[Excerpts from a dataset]

- Opening Delimiter -

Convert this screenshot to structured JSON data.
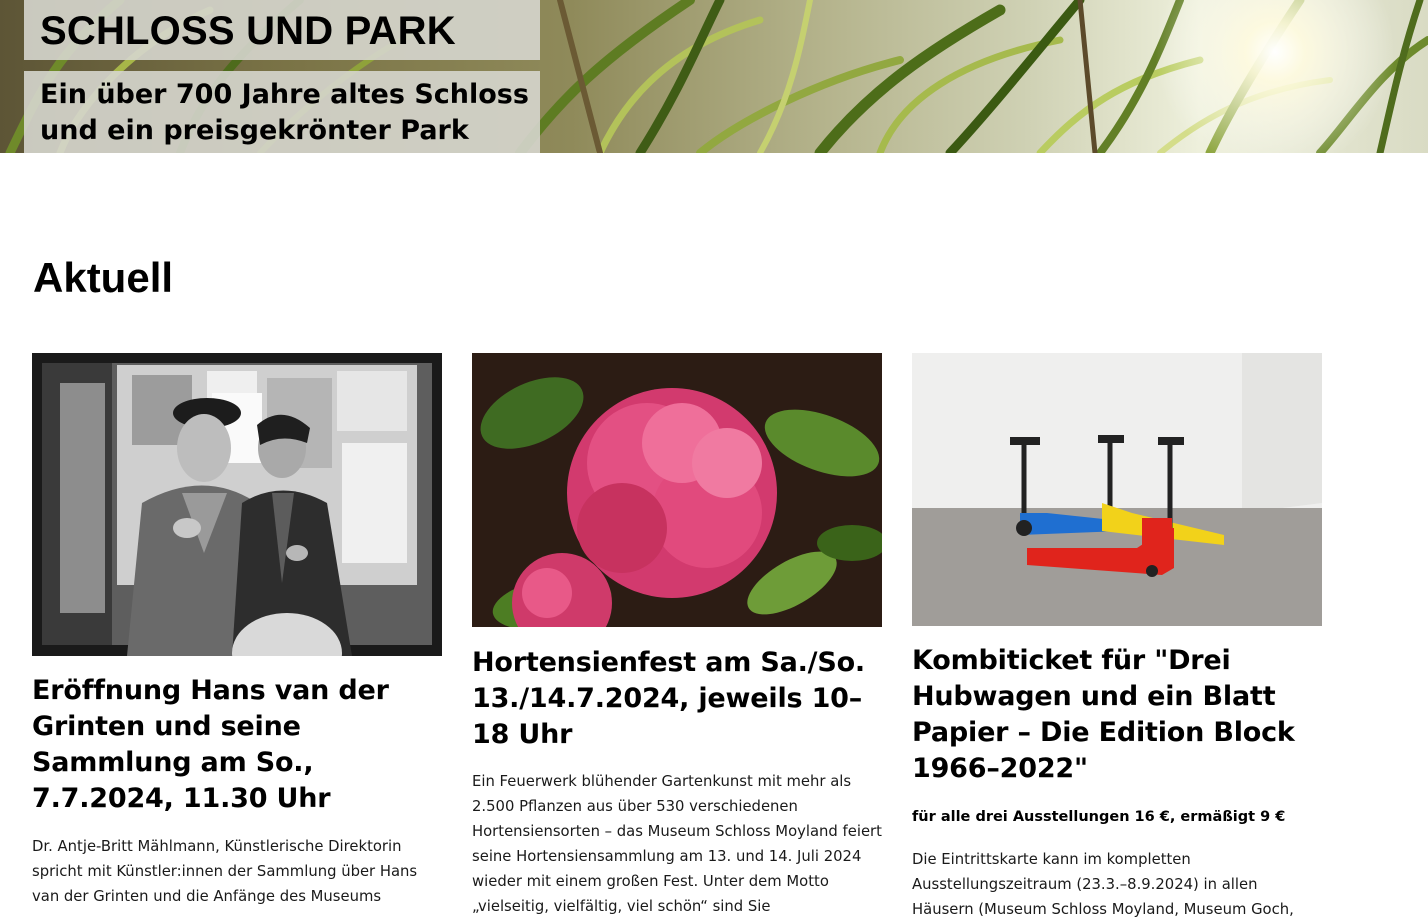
{
  "hero": {
    "title": "SCHLOSS UND PARK",
    "subtitle": "Ein über 700 Jahre altes Schloss und ein preisgekrönter Park"
  },
  "section": {
    "title": "Aktuell"
  },
  "cards": [
    {
      "title": "Eröffnung Hans van der Grinten und seine Sammlung am So., 7.7.2024, 11.30 Uhr",
      "text": "Dr. Antje-Britt Mählmann, Künstlerische Direktorin spricht mit Künstler:innen der Sammlung über Hans van der Grinten und die Anfänge des Museums"
    },
    {
      "title": "Hortensienfest am Sa./So. 13./14.7.2024, jeweils 10–18 Uhr",
      "text": "Ein Feuerwerk blühender Gartenkunst mit mehr als 2.500 Pflanzen aus über 530 verschiedenen Hortensiensorten – das Museum Schloss Moyland feiert seine Hortensiensammlung am 13. und 14. Juli 2024 wieder mit einem großen Fest. Unter dem Motto „vielseitig, vielfältig, viel schön“ sind Sie"
    },
    {
      "title": "Kombiticket für \"Drei Hubwagen und ein Blatt Papier – Die Edition Block 1966–2022\"",
      "lead": "für alle drei Ausstellungen 16 €, ermäßigt 9 €",
      "text": "Die Eintrittskarte kann im kompletten Ausstellungszeitraum (23.3.–8.9.2024) in allen Häusern (Museum Schloss Moyland, Museum Goch,"
    }
  ],
  "colors": {
    "background": "#ffffff",
    "text": "#111111",
    "hero_overlay": "#d6d6ce",
    "pallet_blue": "#1f6fd1",
    "pallet_yellow": "#f2d21a",
    "pallet_red": "#e0241c",
    "flower_pink": "#e2417a"
  },
  "images": {
    "hero": "sunlit-reeds-photo",
    "card_1": "black-and-white-photo-two-men",
    "card_2": "pink-hydrangea-photo",
    "card_3": "three-pallet-trucks-photo"
  }
}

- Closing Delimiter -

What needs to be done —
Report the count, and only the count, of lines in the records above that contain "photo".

Task answer —
4